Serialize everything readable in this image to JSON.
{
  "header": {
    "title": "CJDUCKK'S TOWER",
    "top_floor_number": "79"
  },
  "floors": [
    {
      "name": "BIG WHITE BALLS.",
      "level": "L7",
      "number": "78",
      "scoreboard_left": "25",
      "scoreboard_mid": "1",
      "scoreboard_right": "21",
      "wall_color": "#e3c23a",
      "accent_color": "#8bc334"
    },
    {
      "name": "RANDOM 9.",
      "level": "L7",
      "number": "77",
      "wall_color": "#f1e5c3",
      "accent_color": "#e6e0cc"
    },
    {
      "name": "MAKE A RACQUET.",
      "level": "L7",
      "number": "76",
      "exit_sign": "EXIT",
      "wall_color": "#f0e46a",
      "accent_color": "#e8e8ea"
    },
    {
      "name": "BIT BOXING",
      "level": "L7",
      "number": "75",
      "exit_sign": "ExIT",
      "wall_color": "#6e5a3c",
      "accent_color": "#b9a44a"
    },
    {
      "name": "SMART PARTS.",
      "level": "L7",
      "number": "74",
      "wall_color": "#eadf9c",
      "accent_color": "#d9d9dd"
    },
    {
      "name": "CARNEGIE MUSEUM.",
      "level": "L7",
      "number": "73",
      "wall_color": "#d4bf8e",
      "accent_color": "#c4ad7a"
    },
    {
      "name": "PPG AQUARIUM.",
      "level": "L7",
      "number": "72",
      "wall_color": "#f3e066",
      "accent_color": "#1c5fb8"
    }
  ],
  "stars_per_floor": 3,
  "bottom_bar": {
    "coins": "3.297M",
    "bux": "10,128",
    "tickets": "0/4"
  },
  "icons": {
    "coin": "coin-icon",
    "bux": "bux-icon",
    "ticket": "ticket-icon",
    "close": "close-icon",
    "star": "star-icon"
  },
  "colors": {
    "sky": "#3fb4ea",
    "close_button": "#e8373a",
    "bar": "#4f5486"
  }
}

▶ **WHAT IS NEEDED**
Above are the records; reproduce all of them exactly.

▶ **ANSWER FOR THIS EXERCISE**
Serialize everything readable in this image to JSON.
{
  "header": {
    "title": "CJDUCKK'S TOWER",
    "top_floor_number": "79"
  },
  "floors": [
    {
      "name": "BIG WHITE BALLS.",
      "level": "L7",
      "number": "78",
      "scoreboard_left": "25",
      "scoreboard_mid": "1",
      "scoreboard_right": "21",
      "wall_color": "#e3c23a",
      "accent_color": "#8bc334"
    },
    {
      "name": "RANDOM 9.",
      "level": "L7",
      "number": "77",
      "wall_color": "#f1e5c3",
      "accent_color": "#e6e0cc"
    },
    {
      "name": "MAKE A RACQUET.",
      "level": "L7",
      "number": "76",
      "exit_sign": "EXIT",
      "wall_color": "#f0e46a",
      "accent_color": "#e8e8ea"
    },
    {
      "name": "BIT BOXING",
      "level": "L7",
      "number": "75",
      "exit_sign": "ExIT",
      "wall_color": "#6e5a3c",
      "accent_color": "#b9a44a"
    },
    {
      "name": "SMART PARTS.",
      "level": "L7",
      "number": "74",
      "wall_color": "#eadf9c",
      "accent_color": "#d9d9dd"
    },
    {
      "name": "CARNEGIE MUSEUM.",
      "level": "L7",
      "number": "73",
      "wall_color": "#d4bf8e",
      "accent_color": "#c4ad7a"
    },
    {
      "name": "PPG AQUARIUM.",
      "level": "L7",
      "number": "72",
      "wall_color": "#f3e066",
      "accent_color": "#1c5fb8"
    }
  ],
  "stars_per_floor": 3,
  "bottom_bar": {
    "coins": "3.297M",
    "bux": "10,128",
    "tickets": "0/4"
  },
  "icons": {
    "coin": "coin-icon",
    "bux": "bux-icon",
    "ticket": "ticket-icon",
    "close": "close-icon",
    "star": "star-icon"
  },
  "colors": {
    "sky": "#3fb4ea",
    "close_button": "#e8373a",
    "bar": "#4f5486"
  }
}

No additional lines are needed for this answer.